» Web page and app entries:
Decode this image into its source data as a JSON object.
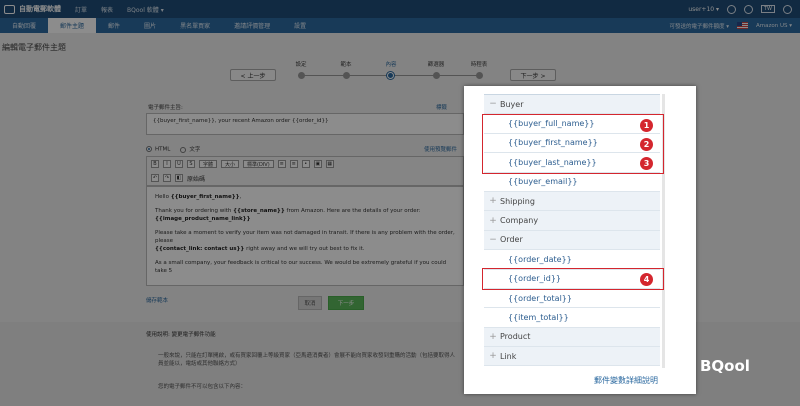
{
  "topbar": {
    "logo_text": "自動電郵軟體",
    "nav": [
      "訂單",
      "報表",
      "BQool 軟體 ▾"
    ],
    "user": "user+10 ▾",
    "badge": "TW"
  },
  "subnav": {
    "items": [
      "自動回覆",
      "郵件主題",
      "郵件",
      "圖片",
      "黑名單買家",
      "邀請評價管理",
      "設置"
    ],
    "active_index": 1,
    "right_hint": "可發送的電子郵件額度 ▾",
    "marketplace": "Amazon US ▾"
  },
  "page": {
    "title": "編輯電子郵件主題"
  },
  "stepper": {
    "prev_label": "< 上一步",
    "next_label": "下一步 >",
    "steps": [
      "設定",
      "範本",
      "內容",
      "篩選器",
      "時程表"
    ],
    "active_index": 2
  },
  "form": {
    "subject_label": "電子郵件主旨:",
    "subject_value": "{{buyer_first_name}}, your recent Amazon order {{order_id}}",
    "tag_hint": "標籤",
    "mode_html": "HTML",
    "mode_text": "文字",
    "preview_link": "使用預覽郵件",
    "font_select": "字體",
    "size_select": "大小",
    "format_select": "標準(DIV)",
    "source_label": "原始碼"
  },
  "editor": {
    "greeting_prefix": "Hello ",
    "greeting_tag": "{{buyer_first_name}}",
    "greeting_suffix": ",",
    "p1_prefix": "Thank you for ordering with ",
    "p1_tag": "{{store_name}}",
    "p1_suffix": " from Amazon. Here are the details of your order:",
    "p1_line2": "{{image_product_name_link}}",
    "p2_line1": "Please take a moment to verify your item was not damaged in transit. If there is any problem with the order, please",
    "p2_tag": "{{contact_link: contact us}}",
    "p2_suffix": " right away and we will try out best to fix it.",
    "p3": "As a small company, your feedback is critical to our success. We would be extremely grateful if you could take 5"
  },
  "actions": {
    "template_link": "儲存範本",
    "cancel_label": "取消",
    "next_label": "下一步"
  },
  "info": {
    "title": "使用說明: 變更電子郵件功能",
    "body": "一般來說，只能在訂單開啟，或有買家回覆上等級買家（亞馬遜消費者）會展不能向買家收發到重購的活動（包括要取得人員並能以，電話或其他聯絡方式）",
    "foot": "您的電子郵件不可以包含以下內容："
  },
  "tag_panel": {
    "groups": [
      {
        "label": "Buyer",
        "icon": "minus",
        "tags": [
          "{{buyer_full_name}}",
          "{{buyer_first_name}}",
          "{{buyer_last_name}}",
          "{{buyer_email}}"
        ]
      },
      {
        "label": "Shipping",
        "icon": "plus",
        "tags": []
      },
      {
        "label": "Company",
        "icon": "plus",
        "tags": []
      },
      {
        "label": "Order",
        "icon": "minus",
        "tags": [
          "{{order_date}}",
          "{{order_id}}",
          "{{order_total}}",
          "{{item_total}}"
        ]
      },
      {
        "label": "Product",
        "icon": "plus",
        "tags": []
      },
      {
        "label": "Link",
        "icon": "plus",
        "tags": []
      }
    ],
    "footer_link": "郵件變數詳細說明",
    "highlight_numbers": [
      "1",
      "2",
      "3",
      "4"
    ],
    "highlight_color": "#d4262e"
  },
  "watermark": {
    "text": "BQool"
  }
}
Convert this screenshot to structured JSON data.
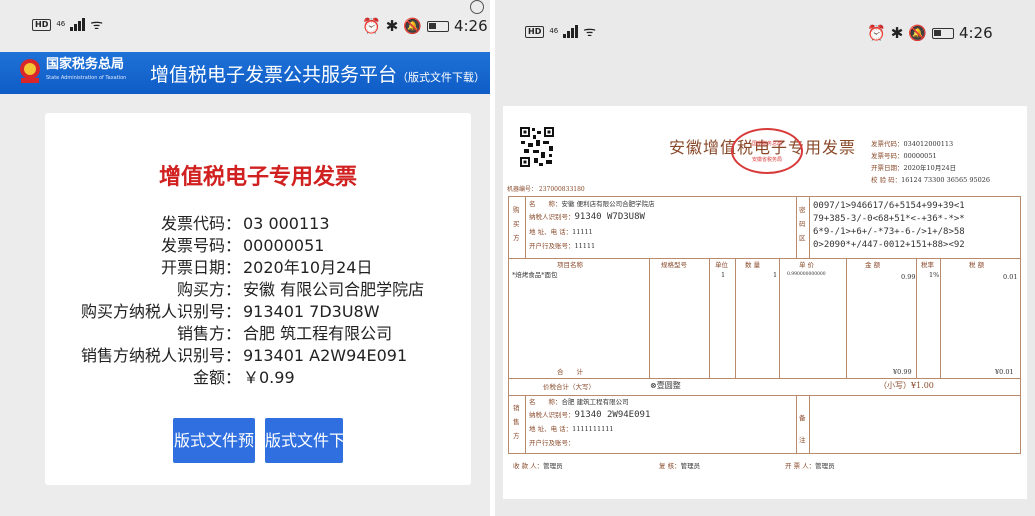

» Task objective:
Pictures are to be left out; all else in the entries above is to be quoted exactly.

» Your solution:
Decode this image into its source data as a JSON object.
{
  "topbar": {
    "logo_text": "自動電郵軟體",
    "nav": [
      "訂單",
      "報表",
      "BQool 軟體 ▾"
    ],
    "user": "user+10 ▾",
    "badge": "TW"
  },
  "subnav": {
    "items": [
      "自動回覆",
      "郵件主題",
      "郵件",
      "圖片",
      "黑名單買家",
      "邀請評價管理",
      "設置"
    ],
    "active_index": 1,
    "right_hint": "可發送的電子郵件額度 ▾",
    "marketplace": "Amazon US ▾"
  },
  "page": {
    "title": "編輯電子郵件主題"
  },
  "stepper": {
    "prev_label": "< 上一步",
    "next_label": "下一步 >",
    "steps": [
      "設定",
      "範本",
      "內容",
      "篩選器",
      "時程表"
    ],
    "active_index": 2
  },
  "form": {
    "subject_label": "電子郵件主旨:",
    "subject_value": "{{buyer_first_name}}, your recent Amazon order {{order_id}}",
    "tag_hint": "標籤",
    "mode_html": "HTML",
    "mode_text": "文字",
    "preview_link": "使用預覽郵件",
    "font_select": "字體",
    "size_select": "大小",
    "format_select": "標準(DIV)",
    "source_label": "原始碼"
  },
  "editor": {
    "greeting_prefix": "Hello ",
    "greeting_tag": "{{buyer_first_name}}",
    "greeting_suffix": ",",
    "p1_prefix": "Thank you for ordering with ",
    "p1_tag": "{{store_name}}",
    "p1_suffix": " from Amazon. Here are the details of your order:",
    "p1_line2": "{{image_product_name_link}}",
    "p2_line1": "Please take a moment to verify your item was not damaged in transit. If there is any problem with the order, please",
    "p2_tag": "{{contact_link: contact us}}",
    "p2_suffix": " right away and we will try out best to fix it.",
    "p3": "As a small company, your feedback is critical to our success. We would be extremely grateful if you could take 5"
  },
  "actions": {
    "template_link": "儲存範本",
    "cancel_label": "取消",
    "next_label": "下一步"
  },
  "info": {
    "title": "使用說明: 變更電子郵件功能",
    "body": "一般來說，只能在訂單開啟，或有買家回覆上等級買家（亞馬遜消費者）會展不能向買家收發到重購的活動（包括要取得人員並能以，電話或其他聯絡方式）",
    "foot": "您的電子郵件不可以包含以下內容："
  },
  "tag_panel": {
    "groups": [
      {
        "label": "Buyer",
        "icon": "minus",
        "tags": [
          "{{buyer_full_name}}",
          "{{buyer_first_name}}",
          "{{buyer_last_name}}",
          "{{buyer_email}}"
        ]
      },
      {
        "label": "Shipping",
        "icon": "plus",
        "tags": []
      },
      {
        "label": "Company",
        "icon": "plus",
        "tags": []
      },
      {
        "label": "Order",
        "icon": "minus",
        "tags": [
          "{{order_date}}",
          "{{order_id}}",
          "{{order_total}}",
          "{{item_total}}"
        ]
      },
      {
        "label": "Product",
        "icon": "plus",
        "tags": []
      },
      {
        "label": "Link",
        "icon": "plus",
        "tags": []
      }
    ],
    "footer_link": "郵件變數詳細說明",
    "highlight_numbers": [
      "1",
      "2",
      "3",
      "4"
    ],
    "highlight_color": "#d4262e"
  },
  "watermark": {
    "text": "BQool"
  }
}
Convert this screenshot to structured JSON data.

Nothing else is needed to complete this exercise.